== Segment start ==

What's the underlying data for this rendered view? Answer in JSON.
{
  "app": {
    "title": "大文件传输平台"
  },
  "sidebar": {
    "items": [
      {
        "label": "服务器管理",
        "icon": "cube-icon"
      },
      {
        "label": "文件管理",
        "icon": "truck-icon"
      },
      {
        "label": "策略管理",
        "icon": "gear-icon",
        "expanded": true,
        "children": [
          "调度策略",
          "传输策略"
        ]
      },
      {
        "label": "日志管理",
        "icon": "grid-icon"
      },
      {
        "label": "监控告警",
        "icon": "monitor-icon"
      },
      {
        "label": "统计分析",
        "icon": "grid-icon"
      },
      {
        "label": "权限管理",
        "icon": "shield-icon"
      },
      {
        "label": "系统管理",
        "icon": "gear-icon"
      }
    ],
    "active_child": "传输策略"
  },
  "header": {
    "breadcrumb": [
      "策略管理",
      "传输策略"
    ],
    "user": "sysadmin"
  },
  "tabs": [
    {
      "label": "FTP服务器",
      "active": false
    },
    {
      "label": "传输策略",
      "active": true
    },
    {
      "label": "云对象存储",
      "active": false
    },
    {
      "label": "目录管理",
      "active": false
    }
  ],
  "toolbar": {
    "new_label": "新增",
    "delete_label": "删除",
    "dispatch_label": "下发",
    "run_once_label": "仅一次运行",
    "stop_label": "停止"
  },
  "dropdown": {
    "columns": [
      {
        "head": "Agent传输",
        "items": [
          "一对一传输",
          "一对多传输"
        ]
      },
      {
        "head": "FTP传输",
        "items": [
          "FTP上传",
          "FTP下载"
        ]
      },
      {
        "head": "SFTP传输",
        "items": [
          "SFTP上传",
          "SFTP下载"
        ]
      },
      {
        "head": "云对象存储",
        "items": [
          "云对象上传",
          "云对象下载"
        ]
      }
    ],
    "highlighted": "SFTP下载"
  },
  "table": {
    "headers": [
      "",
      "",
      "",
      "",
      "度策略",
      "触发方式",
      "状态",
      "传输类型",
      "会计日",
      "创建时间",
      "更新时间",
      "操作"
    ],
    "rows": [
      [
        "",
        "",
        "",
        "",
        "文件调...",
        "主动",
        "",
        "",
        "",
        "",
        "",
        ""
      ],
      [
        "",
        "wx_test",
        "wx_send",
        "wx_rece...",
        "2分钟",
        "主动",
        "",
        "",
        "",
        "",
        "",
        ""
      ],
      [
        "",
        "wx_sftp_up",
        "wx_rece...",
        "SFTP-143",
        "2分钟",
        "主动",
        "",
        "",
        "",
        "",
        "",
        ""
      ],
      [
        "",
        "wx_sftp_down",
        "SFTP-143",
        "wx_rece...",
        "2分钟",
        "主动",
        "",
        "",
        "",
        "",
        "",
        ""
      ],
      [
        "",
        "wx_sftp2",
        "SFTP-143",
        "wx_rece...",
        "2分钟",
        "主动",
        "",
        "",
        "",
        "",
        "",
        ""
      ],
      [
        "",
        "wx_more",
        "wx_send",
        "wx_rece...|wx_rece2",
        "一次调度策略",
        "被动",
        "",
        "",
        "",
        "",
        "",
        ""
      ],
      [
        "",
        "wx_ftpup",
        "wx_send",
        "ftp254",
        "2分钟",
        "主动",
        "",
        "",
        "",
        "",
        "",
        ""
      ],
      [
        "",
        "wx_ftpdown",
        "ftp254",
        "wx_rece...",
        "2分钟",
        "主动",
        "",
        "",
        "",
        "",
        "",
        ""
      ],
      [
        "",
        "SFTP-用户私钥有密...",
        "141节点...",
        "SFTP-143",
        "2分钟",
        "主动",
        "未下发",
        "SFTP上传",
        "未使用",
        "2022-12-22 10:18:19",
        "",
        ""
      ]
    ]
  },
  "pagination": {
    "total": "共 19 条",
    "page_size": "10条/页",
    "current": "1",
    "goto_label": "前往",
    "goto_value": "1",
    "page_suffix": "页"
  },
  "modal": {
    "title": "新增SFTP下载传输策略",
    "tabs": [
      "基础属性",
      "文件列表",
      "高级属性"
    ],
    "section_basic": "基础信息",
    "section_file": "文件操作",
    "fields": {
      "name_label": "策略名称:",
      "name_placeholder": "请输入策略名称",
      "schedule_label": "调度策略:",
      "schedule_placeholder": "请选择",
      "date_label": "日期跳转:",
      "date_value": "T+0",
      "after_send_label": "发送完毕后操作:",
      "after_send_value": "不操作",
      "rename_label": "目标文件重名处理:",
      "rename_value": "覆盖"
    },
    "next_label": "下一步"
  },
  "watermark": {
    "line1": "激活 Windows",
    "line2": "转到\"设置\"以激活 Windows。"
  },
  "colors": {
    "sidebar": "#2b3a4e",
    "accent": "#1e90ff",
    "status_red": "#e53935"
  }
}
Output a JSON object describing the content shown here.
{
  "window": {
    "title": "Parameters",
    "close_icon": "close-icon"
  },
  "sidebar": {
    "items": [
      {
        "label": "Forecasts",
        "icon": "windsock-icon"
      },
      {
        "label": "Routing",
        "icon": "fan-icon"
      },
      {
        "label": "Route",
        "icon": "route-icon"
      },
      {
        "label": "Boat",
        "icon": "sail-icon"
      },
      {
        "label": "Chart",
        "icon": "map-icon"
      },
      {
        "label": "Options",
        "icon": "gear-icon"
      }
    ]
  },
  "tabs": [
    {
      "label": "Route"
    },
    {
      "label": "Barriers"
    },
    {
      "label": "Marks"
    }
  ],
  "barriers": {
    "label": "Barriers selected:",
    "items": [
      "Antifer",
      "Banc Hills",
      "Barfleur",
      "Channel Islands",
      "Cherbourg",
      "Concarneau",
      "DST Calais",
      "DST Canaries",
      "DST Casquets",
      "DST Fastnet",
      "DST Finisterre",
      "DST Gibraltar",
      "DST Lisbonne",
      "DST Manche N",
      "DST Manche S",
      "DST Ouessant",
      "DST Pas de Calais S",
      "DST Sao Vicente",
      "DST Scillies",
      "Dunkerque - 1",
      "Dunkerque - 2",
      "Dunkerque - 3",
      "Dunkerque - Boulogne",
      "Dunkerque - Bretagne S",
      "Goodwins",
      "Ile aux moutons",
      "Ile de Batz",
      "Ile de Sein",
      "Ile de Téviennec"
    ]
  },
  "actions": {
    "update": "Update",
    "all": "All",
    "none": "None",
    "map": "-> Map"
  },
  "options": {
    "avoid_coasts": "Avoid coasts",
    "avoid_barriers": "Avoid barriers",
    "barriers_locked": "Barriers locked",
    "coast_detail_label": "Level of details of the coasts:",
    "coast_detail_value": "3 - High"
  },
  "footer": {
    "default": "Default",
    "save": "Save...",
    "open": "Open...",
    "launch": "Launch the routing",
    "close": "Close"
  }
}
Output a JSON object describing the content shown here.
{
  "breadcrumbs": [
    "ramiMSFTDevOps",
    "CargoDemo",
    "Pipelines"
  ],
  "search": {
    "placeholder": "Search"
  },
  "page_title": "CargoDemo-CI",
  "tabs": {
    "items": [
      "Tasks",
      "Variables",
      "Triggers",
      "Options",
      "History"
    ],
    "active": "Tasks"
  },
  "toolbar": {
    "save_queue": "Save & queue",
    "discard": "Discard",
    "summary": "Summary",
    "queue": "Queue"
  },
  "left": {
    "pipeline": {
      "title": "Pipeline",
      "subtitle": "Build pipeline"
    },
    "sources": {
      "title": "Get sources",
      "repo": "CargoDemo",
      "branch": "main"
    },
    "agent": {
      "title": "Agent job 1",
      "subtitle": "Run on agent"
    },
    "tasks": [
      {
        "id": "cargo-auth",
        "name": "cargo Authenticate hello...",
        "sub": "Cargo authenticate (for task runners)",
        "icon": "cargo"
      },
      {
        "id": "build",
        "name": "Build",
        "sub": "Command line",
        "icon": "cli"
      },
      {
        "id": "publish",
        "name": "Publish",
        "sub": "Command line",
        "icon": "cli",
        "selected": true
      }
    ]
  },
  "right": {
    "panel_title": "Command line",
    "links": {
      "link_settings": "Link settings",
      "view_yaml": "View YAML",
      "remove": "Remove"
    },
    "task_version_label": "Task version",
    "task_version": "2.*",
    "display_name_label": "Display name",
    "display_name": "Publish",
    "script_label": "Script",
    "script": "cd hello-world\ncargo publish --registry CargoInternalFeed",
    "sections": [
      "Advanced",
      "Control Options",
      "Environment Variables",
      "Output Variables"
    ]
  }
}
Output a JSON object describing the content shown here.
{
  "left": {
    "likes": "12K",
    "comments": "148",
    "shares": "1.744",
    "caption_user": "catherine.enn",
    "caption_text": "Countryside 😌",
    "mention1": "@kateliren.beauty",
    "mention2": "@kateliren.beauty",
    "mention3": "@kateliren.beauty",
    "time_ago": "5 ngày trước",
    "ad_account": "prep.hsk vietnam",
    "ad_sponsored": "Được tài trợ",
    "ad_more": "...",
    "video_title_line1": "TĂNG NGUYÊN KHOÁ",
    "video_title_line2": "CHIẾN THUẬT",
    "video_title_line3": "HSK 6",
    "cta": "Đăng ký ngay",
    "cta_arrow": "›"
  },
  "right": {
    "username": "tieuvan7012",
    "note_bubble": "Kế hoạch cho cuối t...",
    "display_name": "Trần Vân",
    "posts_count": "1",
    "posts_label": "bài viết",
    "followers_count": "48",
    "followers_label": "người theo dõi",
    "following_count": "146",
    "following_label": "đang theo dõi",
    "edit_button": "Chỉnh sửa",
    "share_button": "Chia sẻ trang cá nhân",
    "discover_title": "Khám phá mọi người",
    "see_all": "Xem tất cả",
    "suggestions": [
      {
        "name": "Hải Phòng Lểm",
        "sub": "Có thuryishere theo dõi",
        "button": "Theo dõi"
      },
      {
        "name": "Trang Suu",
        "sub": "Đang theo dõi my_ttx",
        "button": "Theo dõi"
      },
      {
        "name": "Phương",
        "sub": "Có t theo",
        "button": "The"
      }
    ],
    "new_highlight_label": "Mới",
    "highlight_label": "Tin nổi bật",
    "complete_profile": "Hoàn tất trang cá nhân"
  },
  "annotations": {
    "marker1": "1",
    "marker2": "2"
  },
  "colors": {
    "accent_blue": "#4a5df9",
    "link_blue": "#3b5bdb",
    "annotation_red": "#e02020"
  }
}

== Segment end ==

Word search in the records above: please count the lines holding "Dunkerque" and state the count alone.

Answer for this exercise » 5